Some possible considerations/arguments against the Resolution:

  • Housing for all is too expensive; we just can’t afford it.

  • It will incentivize people who don’t really need housing to game the system, or to leave less than ideal situations (e.g., couch surfing), increasing the cost.

  • It will incentivize people to move from places where there is no free/affordable housing to places where there is.

  • Mentally ill or addicted persons will not seek treatment unless they are required to do so as a condition of receiving housing.

  • People who have no skin in the game will not take care of housing they are given..

  • Many homeless people choose to live that way, and should not be forced into shelters or housing they do not want.

  • Unless people are faced with a deadline while in transitional housing to meet goals such as recovery and employment in order to be entitled to move into permanent housing, they will not do the necessary work.
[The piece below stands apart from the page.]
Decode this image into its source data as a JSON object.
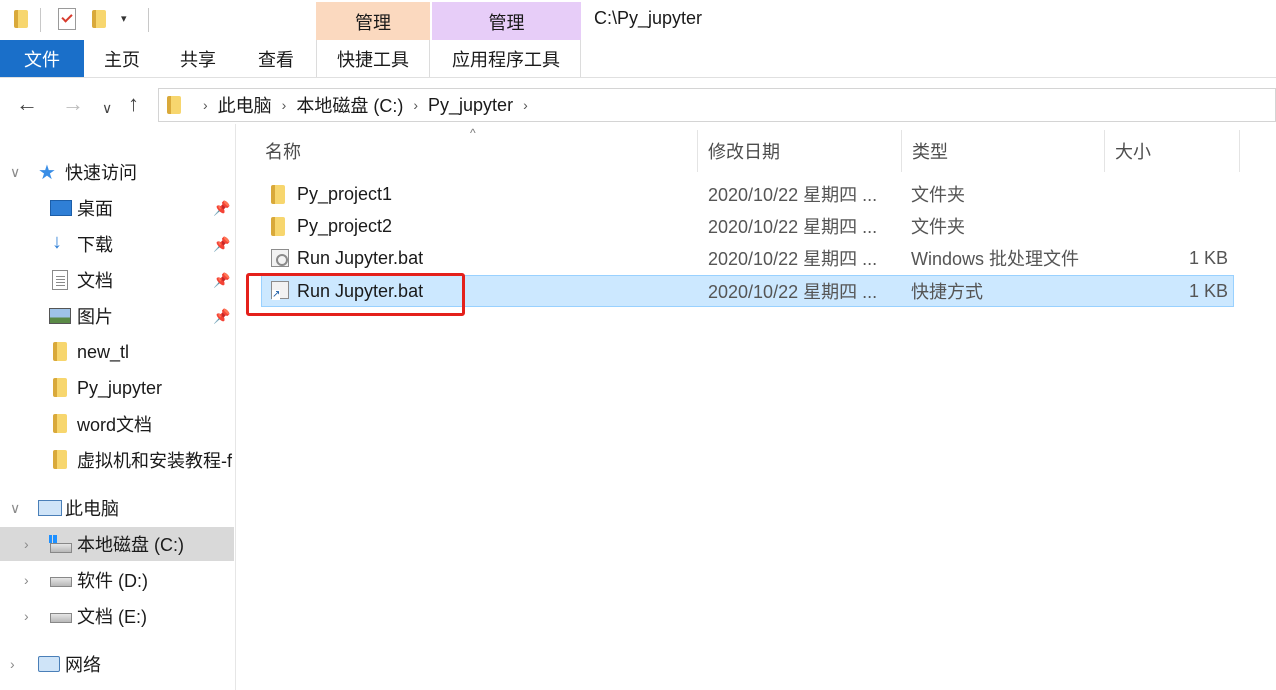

  • Family members, not the government, should be responsible for housing those who are unable to house themselves.

  • People need to be self-reliant to the greatest possible degree, for their own self-respect and dignity.

  • Shelter or housing should be provided to all who need it, but it should be provided through the generosity of individuals and religious or non-profit organizations, not the government. For one thing, individuals and charities are more likely than government bureaucracies to come up with innovative and effective ways of addressing homelessness, such as “Community First.” (See, e.g., https://www.bloomberg.com/news/articles/2018-11-12/austin-s-community-first-village-tackles-homelessness .

  • Shelter should be provided to anyone who needs it, but only the most inexpensive type—dormitory or single room occupancy, for example.

  • Families with minor children, and unaccompanied minor children, should be provided shelter, but we cannot afford to provide it to single adults.

  • Housing should only be provided to those who are willing to get treatment for addictions, stay sober, learn job skills and seek employment, and abide by other reasonable restrictions and requirements. (See links above to article and video on Community First program in Austin, TX.)

  • Housing First has been tried in several places but has not eliminated homelessness there. In fact, there is evidence that it is not an effective solution to homelessness because it doesn’t address the root causes. (See https://thehill.com/opinion/finance/472449-housing-first-approach-wont-solve-homelessness-crisis/ .)

  • There is no one-size-fits all solution; each individual situation requires a tailored approach; in many if not most cases the underlying causes must be addressed or housing will simply help support addictions, bad choices, or anti-social behaviors.